| Listed records |
[Start of section]

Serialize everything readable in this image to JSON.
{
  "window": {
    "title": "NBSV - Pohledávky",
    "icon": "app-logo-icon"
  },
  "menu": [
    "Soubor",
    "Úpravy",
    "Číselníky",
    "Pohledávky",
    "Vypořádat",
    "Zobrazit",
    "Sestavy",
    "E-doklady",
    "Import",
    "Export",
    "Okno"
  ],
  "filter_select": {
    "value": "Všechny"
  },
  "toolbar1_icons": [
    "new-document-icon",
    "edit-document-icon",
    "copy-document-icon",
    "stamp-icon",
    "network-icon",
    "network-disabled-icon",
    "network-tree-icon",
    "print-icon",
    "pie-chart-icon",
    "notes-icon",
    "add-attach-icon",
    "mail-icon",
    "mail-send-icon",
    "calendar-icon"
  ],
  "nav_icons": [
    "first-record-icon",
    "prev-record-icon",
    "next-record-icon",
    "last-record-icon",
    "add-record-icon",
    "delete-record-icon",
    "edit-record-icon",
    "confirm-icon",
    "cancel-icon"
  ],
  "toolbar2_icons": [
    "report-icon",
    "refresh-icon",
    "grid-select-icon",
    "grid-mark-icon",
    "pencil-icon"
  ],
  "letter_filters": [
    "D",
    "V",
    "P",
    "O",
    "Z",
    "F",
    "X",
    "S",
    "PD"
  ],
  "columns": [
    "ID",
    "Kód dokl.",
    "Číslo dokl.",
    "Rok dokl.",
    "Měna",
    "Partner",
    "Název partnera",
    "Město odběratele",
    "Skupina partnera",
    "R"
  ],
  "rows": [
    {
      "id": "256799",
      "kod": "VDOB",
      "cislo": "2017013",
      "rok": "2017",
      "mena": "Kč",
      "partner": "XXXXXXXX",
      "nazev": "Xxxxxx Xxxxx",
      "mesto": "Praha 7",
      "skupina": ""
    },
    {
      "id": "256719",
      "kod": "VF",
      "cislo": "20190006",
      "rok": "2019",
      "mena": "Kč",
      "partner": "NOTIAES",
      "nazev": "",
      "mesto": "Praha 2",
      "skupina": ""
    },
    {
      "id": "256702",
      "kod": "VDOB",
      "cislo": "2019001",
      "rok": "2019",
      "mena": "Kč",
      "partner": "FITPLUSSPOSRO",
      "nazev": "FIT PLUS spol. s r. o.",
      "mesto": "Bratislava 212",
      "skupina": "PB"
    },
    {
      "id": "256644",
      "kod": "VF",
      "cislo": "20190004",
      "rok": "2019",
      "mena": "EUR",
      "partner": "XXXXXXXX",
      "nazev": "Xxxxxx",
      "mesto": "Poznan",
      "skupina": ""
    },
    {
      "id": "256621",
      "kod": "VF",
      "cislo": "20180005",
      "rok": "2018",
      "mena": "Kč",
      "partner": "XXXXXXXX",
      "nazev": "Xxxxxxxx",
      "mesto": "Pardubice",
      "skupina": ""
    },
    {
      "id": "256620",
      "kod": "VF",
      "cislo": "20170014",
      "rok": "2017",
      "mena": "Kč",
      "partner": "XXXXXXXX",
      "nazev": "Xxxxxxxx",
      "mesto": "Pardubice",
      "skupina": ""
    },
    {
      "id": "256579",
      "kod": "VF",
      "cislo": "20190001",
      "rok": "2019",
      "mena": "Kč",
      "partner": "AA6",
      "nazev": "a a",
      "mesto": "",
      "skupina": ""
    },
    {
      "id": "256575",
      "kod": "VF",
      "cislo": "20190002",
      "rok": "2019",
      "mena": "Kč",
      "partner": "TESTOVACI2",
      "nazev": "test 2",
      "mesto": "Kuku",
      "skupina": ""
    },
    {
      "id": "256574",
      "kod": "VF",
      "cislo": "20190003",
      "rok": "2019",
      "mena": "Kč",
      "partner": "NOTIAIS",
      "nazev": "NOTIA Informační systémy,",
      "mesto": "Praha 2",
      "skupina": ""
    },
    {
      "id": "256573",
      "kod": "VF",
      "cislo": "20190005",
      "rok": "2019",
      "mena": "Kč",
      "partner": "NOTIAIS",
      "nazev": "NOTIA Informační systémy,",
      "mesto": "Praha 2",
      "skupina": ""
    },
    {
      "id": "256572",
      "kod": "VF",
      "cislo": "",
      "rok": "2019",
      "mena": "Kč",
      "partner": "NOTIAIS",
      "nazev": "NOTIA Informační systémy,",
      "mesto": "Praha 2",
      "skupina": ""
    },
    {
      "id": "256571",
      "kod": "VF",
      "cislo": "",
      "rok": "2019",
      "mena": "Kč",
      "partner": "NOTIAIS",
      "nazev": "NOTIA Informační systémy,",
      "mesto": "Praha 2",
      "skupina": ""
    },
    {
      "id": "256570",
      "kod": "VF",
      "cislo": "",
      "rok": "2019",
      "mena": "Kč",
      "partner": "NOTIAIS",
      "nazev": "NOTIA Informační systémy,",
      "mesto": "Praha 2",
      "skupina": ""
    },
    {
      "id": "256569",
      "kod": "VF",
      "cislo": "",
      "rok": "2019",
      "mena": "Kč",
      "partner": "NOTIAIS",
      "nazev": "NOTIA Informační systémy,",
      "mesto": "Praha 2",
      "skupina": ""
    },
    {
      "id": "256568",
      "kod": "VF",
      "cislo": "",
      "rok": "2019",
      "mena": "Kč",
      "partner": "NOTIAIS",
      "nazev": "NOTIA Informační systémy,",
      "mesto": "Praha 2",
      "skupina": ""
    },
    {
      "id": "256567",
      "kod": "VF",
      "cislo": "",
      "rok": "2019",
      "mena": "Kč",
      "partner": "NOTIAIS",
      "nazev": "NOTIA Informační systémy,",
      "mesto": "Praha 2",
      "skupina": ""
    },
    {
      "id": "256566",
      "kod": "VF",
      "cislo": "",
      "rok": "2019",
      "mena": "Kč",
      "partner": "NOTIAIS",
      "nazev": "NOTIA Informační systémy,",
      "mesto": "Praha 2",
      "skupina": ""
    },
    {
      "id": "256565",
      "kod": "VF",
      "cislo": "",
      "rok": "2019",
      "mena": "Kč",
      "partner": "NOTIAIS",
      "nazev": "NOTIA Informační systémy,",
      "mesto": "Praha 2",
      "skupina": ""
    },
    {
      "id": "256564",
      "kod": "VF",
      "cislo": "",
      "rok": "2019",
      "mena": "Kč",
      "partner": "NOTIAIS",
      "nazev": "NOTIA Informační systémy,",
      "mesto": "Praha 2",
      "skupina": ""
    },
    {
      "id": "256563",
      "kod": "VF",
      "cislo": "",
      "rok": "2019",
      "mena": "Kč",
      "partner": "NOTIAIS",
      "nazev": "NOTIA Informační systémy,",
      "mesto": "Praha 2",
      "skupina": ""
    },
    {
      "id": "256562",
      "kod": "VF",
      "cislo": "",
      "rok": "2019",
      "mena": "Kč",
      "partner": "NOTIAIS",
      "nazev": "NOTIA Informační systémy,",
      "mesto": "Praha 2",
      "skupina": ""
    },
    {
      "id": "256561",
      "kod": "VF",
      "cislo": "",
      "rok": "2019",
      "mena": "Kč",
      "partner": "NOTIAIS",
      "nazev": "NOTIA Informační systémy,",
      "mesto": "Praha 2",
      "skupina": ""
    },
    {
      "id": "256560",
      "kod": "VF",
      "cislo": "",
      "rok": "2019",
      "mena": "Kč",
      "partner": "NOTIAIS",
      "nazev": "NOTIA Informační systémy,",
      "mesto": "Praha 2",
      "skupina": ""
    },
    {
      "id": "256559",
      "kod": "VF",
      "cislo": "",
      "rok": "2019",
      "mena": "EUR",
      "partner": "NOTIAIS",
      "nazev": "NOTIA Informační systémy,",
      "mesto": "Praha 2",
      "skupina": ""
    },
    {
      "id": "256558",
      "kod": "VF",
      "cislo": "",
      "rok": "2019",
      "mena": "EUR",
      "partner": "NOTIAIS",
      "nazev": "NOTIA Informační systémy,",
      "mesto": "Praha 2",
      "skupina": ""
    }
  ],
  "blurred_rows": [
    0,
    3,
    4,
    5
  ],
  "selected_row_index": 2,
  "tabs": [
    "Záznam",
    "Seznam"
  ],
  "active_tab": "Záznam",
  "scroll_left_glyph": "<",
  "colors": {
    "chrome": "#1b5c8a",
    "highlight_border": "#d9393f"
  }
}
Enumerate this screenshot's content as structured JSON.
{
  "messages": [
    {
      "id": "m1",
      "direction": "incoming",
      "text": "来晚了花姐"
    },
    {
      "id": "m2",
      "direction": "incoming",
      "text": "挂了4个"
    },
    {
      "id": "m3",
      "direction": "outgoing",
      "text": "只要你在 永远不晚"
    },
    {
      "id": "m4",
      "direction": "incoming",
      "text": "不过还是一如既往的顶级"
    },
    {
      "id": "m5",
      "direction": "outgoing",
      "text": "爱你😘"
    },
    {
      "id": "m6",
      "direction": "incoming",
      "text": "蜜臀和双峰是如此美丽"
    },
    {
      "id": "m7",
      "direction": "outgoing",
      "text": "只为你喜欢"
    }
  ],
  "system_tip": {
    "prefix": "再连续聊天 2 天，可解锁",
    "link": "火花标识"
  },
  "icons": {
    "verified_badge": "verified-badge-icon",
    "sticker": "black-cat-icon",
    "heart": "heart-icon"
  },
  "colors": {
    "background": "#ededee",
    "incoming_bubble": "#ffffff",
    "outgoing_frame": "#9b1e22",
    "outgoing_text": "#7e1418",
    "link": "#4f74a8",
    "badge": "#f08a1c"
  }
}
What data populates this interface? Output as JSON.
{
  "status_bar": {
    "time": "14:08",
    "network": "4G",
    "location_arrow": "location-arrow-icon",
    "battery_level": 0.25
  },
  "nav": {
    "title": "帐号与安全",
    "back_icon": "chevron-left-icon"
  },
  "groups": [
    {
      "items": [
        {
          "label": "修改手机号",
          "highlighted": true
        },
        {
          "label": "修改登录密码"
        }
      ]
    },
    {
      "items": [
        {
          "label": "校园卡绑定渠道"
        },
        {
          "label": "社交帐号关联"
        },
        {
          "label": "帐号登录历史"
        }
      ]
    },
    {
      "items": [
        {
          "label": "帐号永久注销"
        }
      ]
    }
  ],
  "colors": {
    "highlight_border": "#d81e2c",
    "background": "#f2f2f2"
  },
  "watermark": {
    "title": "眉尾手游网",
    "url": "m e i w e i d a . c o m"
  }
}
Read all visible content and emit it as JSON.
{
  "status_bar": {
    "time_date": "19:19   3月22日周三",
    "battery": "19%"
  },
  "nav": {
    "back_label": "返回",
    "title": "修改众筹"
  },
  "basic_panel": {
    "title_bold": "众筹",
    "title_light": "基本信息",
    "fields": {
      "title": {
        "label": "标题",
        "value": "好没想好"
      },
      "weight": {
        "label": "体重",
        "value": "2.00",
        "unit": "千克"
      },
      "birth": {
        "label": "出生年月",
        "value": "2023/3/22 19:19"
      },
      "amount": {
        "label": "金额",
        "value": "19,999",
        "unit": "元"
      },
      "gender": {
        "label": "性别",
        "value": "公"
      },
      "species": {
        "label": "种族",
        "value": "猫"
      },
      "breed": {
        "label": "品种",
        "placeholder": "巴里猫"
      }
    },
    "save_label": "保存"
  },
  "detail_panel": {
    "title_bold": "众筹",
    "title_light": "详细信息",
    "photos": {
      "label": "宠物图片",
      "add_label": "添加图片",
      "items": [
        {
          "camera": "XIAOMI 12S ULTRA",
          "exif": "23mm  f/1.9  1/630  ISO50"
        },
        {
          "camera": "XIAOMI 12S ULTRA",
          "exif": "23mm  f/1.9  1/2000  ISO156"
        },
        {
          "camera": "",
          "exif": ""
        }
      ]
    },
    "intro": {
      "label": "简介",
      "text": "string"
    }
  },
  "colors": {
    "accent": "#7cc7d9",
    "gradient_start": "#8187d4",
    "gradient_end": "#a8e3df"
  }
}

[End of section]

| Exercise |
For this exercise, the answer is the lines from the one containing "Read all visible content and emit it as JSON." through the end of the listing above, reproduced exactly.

| Solution for this task |
Read all visible content and emit it as JSON.
{
  "status_bar": {
    "time_date": "19:19   3月22日周三",
    "battery": "19%"
  },
  "nav": {
    "back_label": "返回",
    "title": "修改众筹"
  },
  "basic_panel": {
    "title_bold": "众筹",
    "title_light": "基本信息",
    "fields": {
      "title": {
        "label": "标题",
        "value": "好没想好"
      },
      "weight": {
        "label": "体重",
        "value": "2.00",
        "unit": "千克"
      },
      "birth": {
        "label": "出生年月",
        "value": "2023/3/22 19:19"
      },
      "amount": {
        "label": "金额",
        "value": "19,999",
        "unit": "元"
      },
      "gender": {
        "label": "性别",
        "value": "公"
      },
      "species": {
        "label": "种族",
        "value": "猫"
      },
      "breed": {
        "label": "品种",
        "placeholder": "巴里猫"
      }
    },
    "save_label": "保存"
  },
  "detail_panel": {
    "title_bold": "众筹",
    "title_light": "详细信息",
    "photos": {
      "label": "宠物图片",
      "add_label": "添加图片",
      "items": [
        {
          "camera": "XIAOMI 12S ULTRA",
          "exif": "23mm  f/1.9  1/630  ISO50"
        },
        {
          "camera": "XIAOMI 12S ULTRA",
          "exif": "23mm  f/1.9  1/2000  ISO156"
        },
        {
          "camera": "",
          "exif": ""
        }
      ]
    },
    "intro": {
      "label": "简介",
      "text": "string"
    }
  },
  "colors": {
    "accent": "#7cc7d9",
    "gradient_start": "#8187d4",
    "gradient_end": "#a8e3df"
  }
}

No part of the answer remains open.